▸ TASK DIRECTIONS:
Scan the entries below for the string "content" and copy every line where it turns up.

RECORDS FOR THIS EXERCISE START

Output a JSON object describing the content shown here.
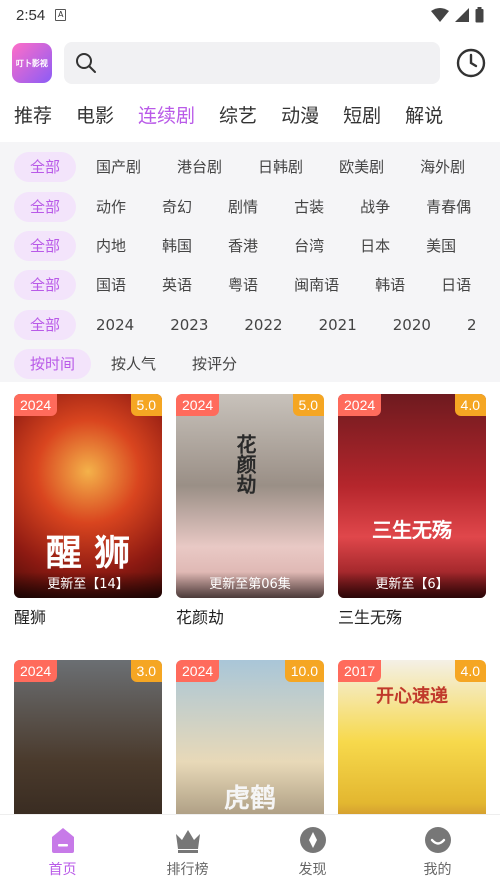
{
  "status": {
    "time": "2:54",
    "sim_label": "A"
  },
  "app": {
    "logo_text": "叮卜影视"
  },
  "search": {
    "placeholder": ""
  },
  "nav_tabs": [
    "推荐",
    "电影",
    "连续剧",
    "综艺",
    "动漫",
    "短剧",
    "解说"
  ],
  "active_tab": "连续剧",
  "filters": [
    [
      "全部",
      "国产剧",
      "港台剧",
      "日韩剧",
      "欧美剧",
      "海外剧"
    ],
    [
      "全部",
      "动作",
      "奇幻",
      "剧情",
      "古装",
      "战争",
      "青春偶"
    ],
    [
      "全部",
      "内地",
      "韩国",
      "香港",
      "台湾",
      "日本",
      "美国"
    ],
    [
      "全部",
      "国语",
      "英语",
      "粤语",
      "闽南语",
      "韩语",
      "日语"
    ],
    [
      "全部",
      "2024",
      "2023",
      "2022",
      "2021",
      "2020",
      "2"
    ],
    [
      "按时间",
      "按人气",
      "按评分"
    ]
  ],
  "cards": [
    {
      "year": "2024",
      "score": "5.0",
      "update": "更新至【14】",
      "title": "醒狮",
      "poster_text": "醒 狮"
    },
    {
      "year": "2024",
      "score": "5.0",
      "update": "更新至第06集",
      "title": "花颜劫",
      "poster_text": "花颜劫"
    },
    {
      "year": "2024",
      "score": "4.0",
      "update": "更新至【6】",
      "title": "三生无殇",
      "poster_text": "三生无殇"
    },
    {
      "year": "2024",
      "score": "3.0",
      "update": "",
      "title": "",
      "poster_text": ""
    },
    {
      "year": "2024",
      "score": "10.0",
      "update": "",
      "title": "",
      "poster_text": "虎鹤"
    },
    {
      "year": "2017",
      "score": "4.0",
      "update": "",
      "title": "",
      "poster_text": "开心速递"
    }
  ],
  "bottom_nav": [
    {
      "label": "首页",
      "icon": "home-icon"
    },
    {
      "label": "排行榜",
      "icon": "crown-icon"
    },
    {
      "label": "发现",
      "icon": "compass-icon"
    },
    {
      "label": "我的",
      "icon": "smile-icon"
    }
  ],
  "colors": {
    "accent": "#b95ae8",
    "year_badge": "#ff6b5c",
    "score_badge": "#f5a623"
  }
}
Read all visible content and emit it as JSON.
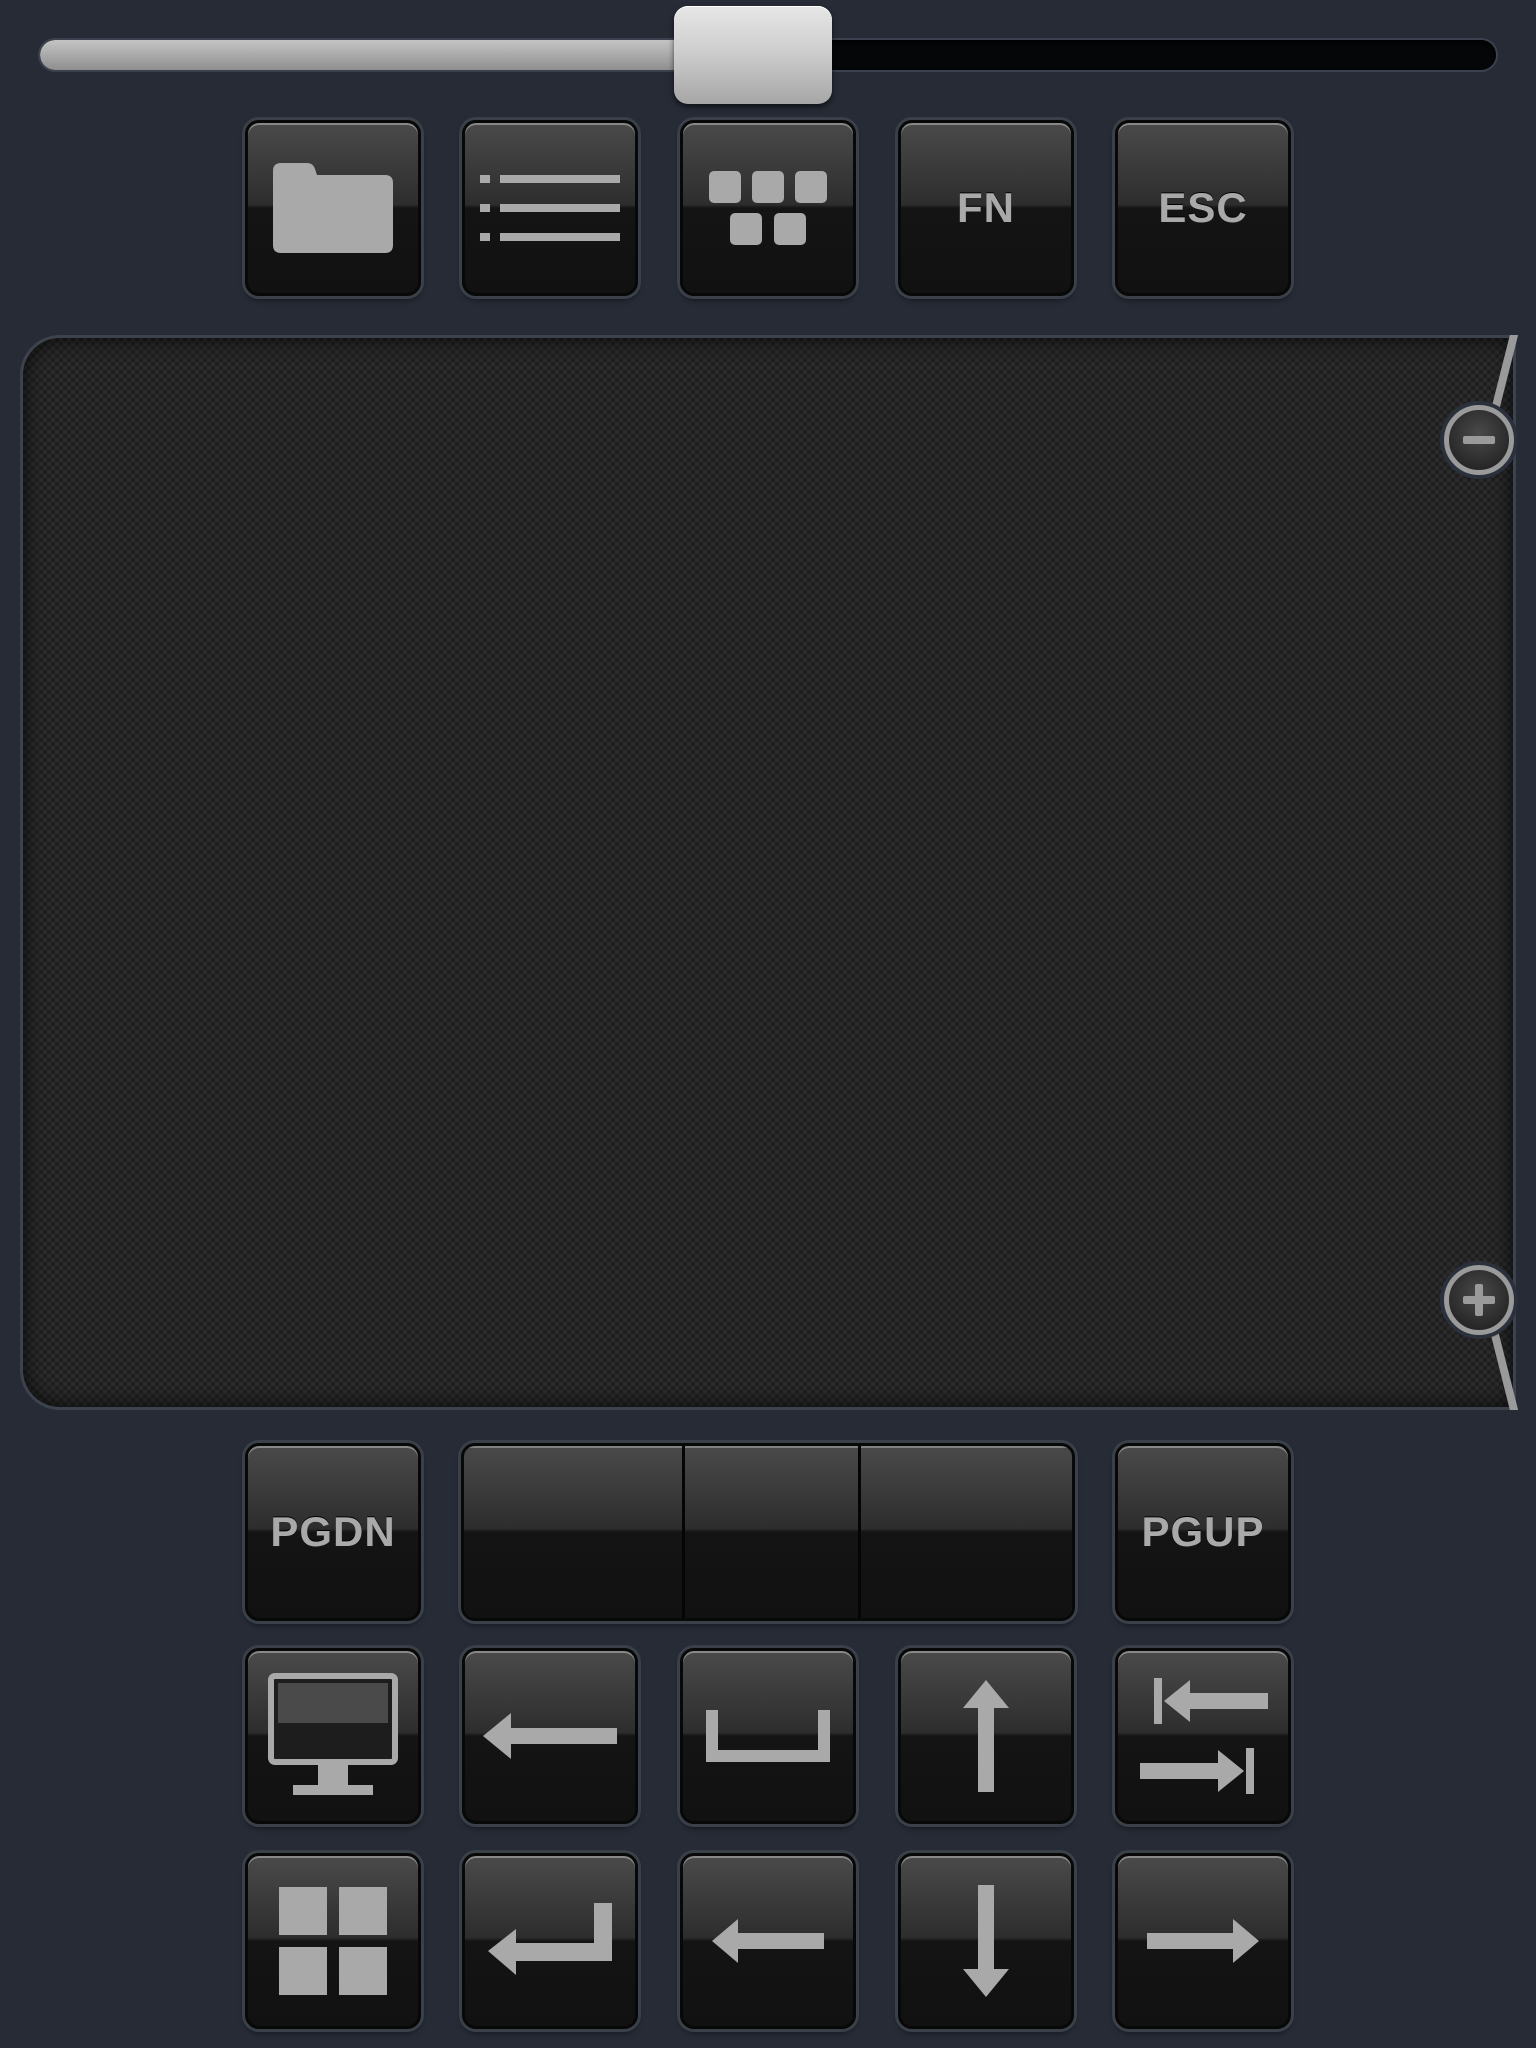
{
  "slider": {
    "value_percent": 49
  },
  "toolbar": {
    "fn_label": "FN",
    "esc_label": "ESC"
  },
  "paging": {
    "pgdn_label": "PGDN",
    "pgup_label": "PGUP"
  },
  "icons": {
    "folder": "folder-icon",
    "list": "list-icon",
    "keypad": "keypad-icon",
    "desktop": "monitor-icon",
    "backspace": "backspace-arrow-icon",
    "space": "space-bar-icon",
    "up": "arrow-up-icon",
    "tab": "tab-arrows-icon",
    "windows": "windows-icon",
    "enter": "enter-arrow-icon",
    "left": "arrow-left-icon",
    "down": "arrow-down-icon",
    "right": "arrow-right-icon",
    "zoom_out": "zoom-out-icon",
    "zoom_in": "zoom-in-icon"
  },
  "colors": {
    "background": "#262b36",
    "icon": "#a9a9a9",
    "key_top": "#4a4a4a",
    "key_bottom": "#111111",
    "slider_fill": "#b5b5b5",
    "slider_thumb": "#d9d9d9"
  }
}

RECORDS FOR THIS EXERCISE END

▸ SOLUTION TO THE PROBLEM:
Output a JSON object describing the content shown here.
Read all visible content and emit it as JSON.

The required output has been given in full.